It was huge. At least it looked huge to my seven-year-old eyes, although I suspect it was a 14” by 16” scrapbook. My grade two teacher set us to collecting photographs, cutting out magazine pictures, and then describing places.
I grew up in Newfoundland, an island in the Atlantic Ocean, off the east coast of Canada. Surrounded by dark blue sea, I stared out across rocky shores and cold waters and dreamed about exciting adventures to faraway lands. However, I am the middle child in a family of six from a middle-class family growing up in the 1960s. There was no internet for research or iPhone to snap selfies on every family outing. My father ran his own small charter service, so money was tight, and a family vacation was a day trip to the provincial park. But what I lacked in opportunity, I made up for with imagination.
My mother must have shared similar dreams of distant travel because she subscribed to National Geographic magazine. The booklets contained images of exotic lands with giraffes, pandas, koalas and vivid cultures. I scavenged through the house collecting magazines and, with a pair of scissors, began my journey of a lifetime. Staring at that expansive scrapbook page, my mind raced. The colorful South Pacific, so different from my home, was also literally the polar opposite of where I was born in the North Atlantic.
First stop, Easter Island. Great stone monoliths stared off the page at me. The Rapa Nui people carved nine hundred gigantic human figures in eastern Polynesia between the years 1250 and 1500. In ancient times, how were the figures moved? And the eternal question of ‘why’ flittered into my child mind. My fascination with that project lingered into adulthood. Archaeologists suspect the statues are symbols of religious and political authority. Polynesian religions believed carved stone had magical power when ritually prepared. I longed to uncover the truth.
I continued my imaginary journey through the South Pacific to an island so different than my birthplace. Where Newfoundland is blustering, rocky and cold, Fiji is serene, sandy, and warm. I imagined sleeping in those overwater bures listening to the soothing sound of waves lulling me to sleep at night. What about an early morning swim in the ocean before school? What a life the locals must lead in such a place. I filled my scrapbook with pictures of beaches, gardens, and coral reefs, dreaming of living there one day.

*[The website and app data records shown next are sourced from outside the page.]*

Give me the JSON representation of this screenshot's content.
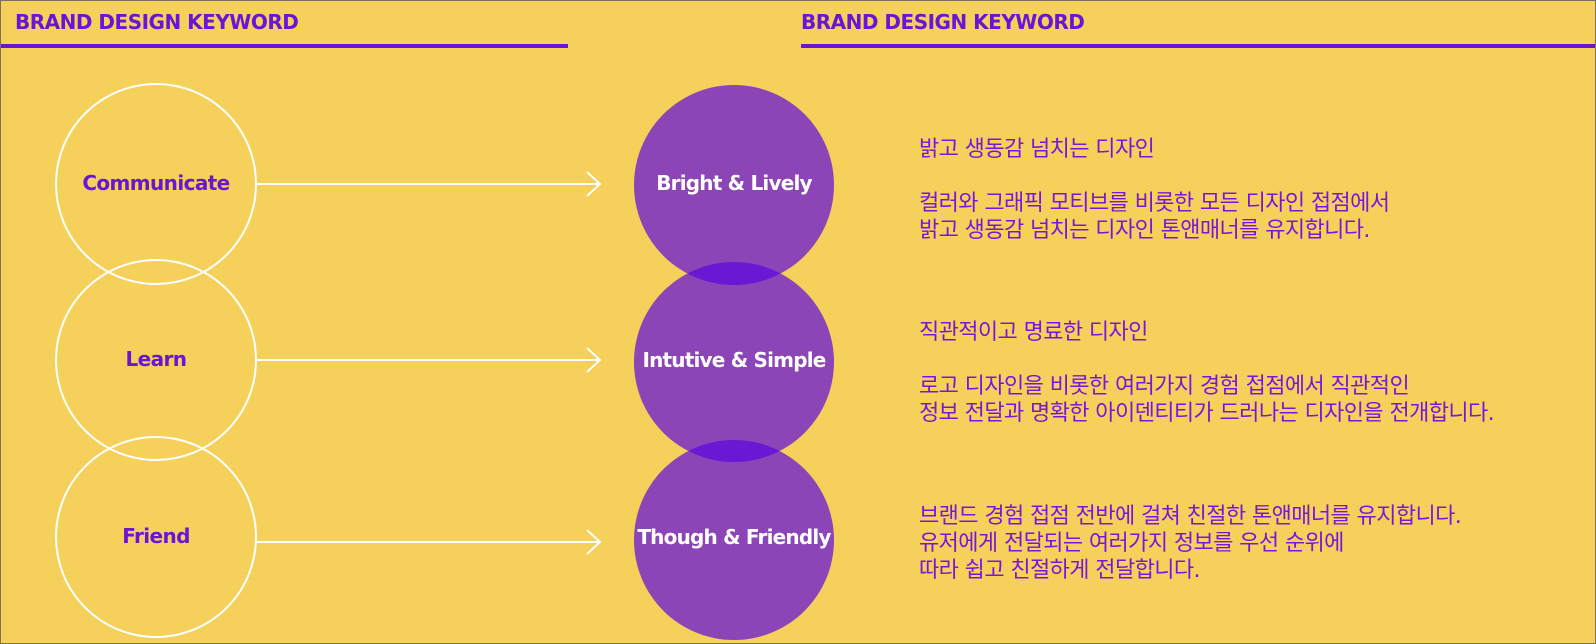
{
  "headers": {
    "left_title": "BRAND DESIGN KEYWORD",
    "right_title": "BRAND DESIGN KEYWORD"
  },
  "colors": {
    "background": "#f5d05a",
    "accent": "#6a14d6",
    "circle_fill": "#8b45b7",
    "circle_overlap": "#6a18d4",
    "outline": "#ffffff"
  },
  "rows": [
    {
      "keyword": "Communicate",
      "value": "Bright & Lively",
      "heading": "밝고 생동감 넘치는 디자인",
      "lines": [
        "컬러와 그래픽 모티브를 비롯한 모든 디자인 접점에서",
        "밝고 생동감 넘치는 디자인 톤앤매너를 유지합니다."
      ]
    },
    {
      "keyword": "Learn",
      "value": "Intutive & Simple",
      "heading": "직관적이고 명료한 디자인",
      "lines": [
        "로고 디자인을 비롯한 여러가지 경험 접점에서 직관적인",
        "정보 전달과 명확한 아이덴티티가 드러나는 디자인을 전개합니다."
      ]
    },
    {
      "keyword": "Friend",
      "value": "Though & Friendly",
      "heading": "",
      "lines": [
        "브랜드 경험 접점 전반에 걸쳐 친절한 톤앤매너를 유지합니다.",
        "유저에게 전달되는 여러가지 정보를 우선 순위에",
        "따라 쉽고 친절하게 전달합니다."
      ]
    }
  ]
}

More than one of the National Geographic magazines featured Australia and New Zealand. Landscapes with red boulders and volcanoes scraping the horizons became a large part of my scrapbook as well. While these land masses were islands like my home, they offered a variety that mine didn’t. Tropical forests contrasted with desert plains called out for exploration.
I got an A+ for that scrapbook project in Grade 2. I continued to pull it out of my closet for many years and to dream about travelling to those mysterious destinations surrounded by tranquil turquoise waters. Even after I married and the scrapbook got lost in the shuffle of moves over the years, the dream stayed alive.
But the clock is ticking. Things have changed since I’ve had the South Pacific on my radar. Climate change in Fiji has emerged as a pressing issue. As an island nation, Fiji is vulnerable to rising sea levels and coastal erosion. Also, extreme weather has severely eroded the statues on Easter Island.
I’m turning 65 this fall and beginning to suffer the typical signs of aging. Mobility isn’t as easy as it once was with arthritis settling in my joints. A little voice in my head is whispering, ‘Soon. We need to go soon.’
Will I listen to that voice? Time to ask my husband to join me on the trip of a lifetime.